After a fulfilling end to the 2013 season, Johns spent the summer at home training and lifting every day with swimmers from the University of North Carolina-Wilmington. Motivated by the setbacks of the previous year, she entered the fall preseason at Xavier with equal strength in both arms–and in the best shape of her life. Her aspirations for her junior season are high, and she is eager to improve on her times from her freshman year. Throughout all the moments of frustration, Johns says she got through the difficult recovery process by trying to remain positive at all times. “I reminded myself that I was lucky to even have the chance to swim again,” she says. “I took everything day by day, and I celebrated any improvement, whether it was one degree in range of motion or one pound in strength.”
Pilati says that she was amazed by Johns’s attitude throughout the rehab and did her best to provide encouragement whenever needed. “During Kelsie’s moments of doubt, I talked about how her situation was not permanent,” says Pilati. “She had already gone through the injury and the surgeries. Compared to that, I told her, everything else was a minor setback. “Her positive attitude actually often lifted my spirits,” Pilati continues. “I could be having a tough day in the athletic training room, and Kelsie would come in so happy it would brighten my mood. I’d think to myself, ‘This girl broke her arm and she can’t lift anything, but she is positive and ready to get to work. I can get through the rest of the day.'”
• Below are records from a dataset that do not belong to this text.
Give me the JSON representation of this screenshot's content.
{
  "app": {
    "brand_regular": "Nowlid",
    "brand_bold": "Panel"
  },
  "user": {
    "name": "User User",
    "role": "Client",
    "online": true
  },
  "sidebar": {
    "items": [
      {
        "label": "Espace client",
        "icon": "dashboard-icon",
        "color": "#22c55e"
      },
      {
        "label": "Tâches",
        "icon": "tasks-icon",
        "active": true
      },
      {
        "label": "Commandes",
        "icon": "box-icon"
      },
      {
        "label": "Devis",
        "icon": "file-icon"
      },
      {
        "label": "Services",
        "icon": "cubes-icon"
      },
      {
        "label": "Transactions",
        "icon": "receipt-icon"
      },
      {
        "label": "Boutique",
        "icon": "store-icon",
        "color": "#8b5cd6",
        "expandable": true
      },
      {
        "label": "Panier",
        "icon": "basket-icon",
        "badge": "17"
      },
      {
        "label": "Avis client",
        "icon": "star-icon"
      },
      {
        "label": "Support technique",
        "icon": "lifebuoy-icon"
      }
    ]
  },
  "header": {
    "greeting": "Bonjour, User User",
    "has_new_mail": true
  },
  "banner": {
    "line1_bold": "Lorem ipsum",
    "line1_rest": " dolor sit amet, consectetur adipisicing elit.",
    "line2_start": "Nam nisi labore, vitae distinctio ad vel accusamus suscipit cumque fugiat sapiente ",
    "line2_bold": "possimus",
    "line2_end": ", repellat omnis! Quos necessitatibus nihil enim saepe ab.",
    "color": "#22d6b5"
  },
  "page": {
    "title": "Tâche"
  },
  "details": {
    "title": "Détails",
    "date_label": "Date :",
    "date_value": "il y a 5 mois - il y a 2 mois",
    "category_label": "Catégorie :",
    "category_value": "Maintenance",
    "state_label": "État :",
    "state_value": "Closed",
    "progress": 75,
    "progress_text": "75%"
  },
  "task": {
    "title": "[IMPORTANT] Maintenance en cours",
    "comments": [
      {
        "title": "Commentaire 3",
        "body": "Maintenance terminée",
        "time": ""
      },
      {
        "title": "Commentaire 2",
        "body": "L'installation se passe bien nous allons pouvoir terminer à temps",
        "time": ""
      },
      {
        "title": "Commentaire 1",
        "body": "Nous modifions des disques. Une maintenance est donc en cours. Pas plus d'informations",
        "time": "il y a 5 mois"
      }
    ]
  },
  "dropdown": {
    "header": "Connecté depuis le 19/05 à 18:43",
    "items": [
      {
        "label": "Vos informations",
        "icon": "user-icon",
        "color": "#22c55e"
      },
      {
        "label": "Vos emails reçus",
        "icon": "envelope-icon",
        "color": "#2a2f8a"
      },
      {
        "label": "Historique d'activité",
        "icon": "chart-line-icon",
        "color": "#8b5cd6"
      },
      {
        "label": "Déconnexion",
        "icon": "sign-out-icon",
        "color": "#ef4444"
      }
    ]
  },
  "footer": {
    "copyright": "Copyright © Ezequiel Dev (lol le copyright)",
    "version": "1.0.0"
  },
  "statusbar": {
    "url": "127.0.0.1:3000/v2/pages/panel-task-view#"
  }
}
And as for Johns’s other extracurricular activity, after some trepidation, she got back on her horse and enjoyed riding again this past summer. “It was scary at first, and I was a little uncomfortable,” she says. “But then something clicked and I started loving it again. I rode almost every day after that.”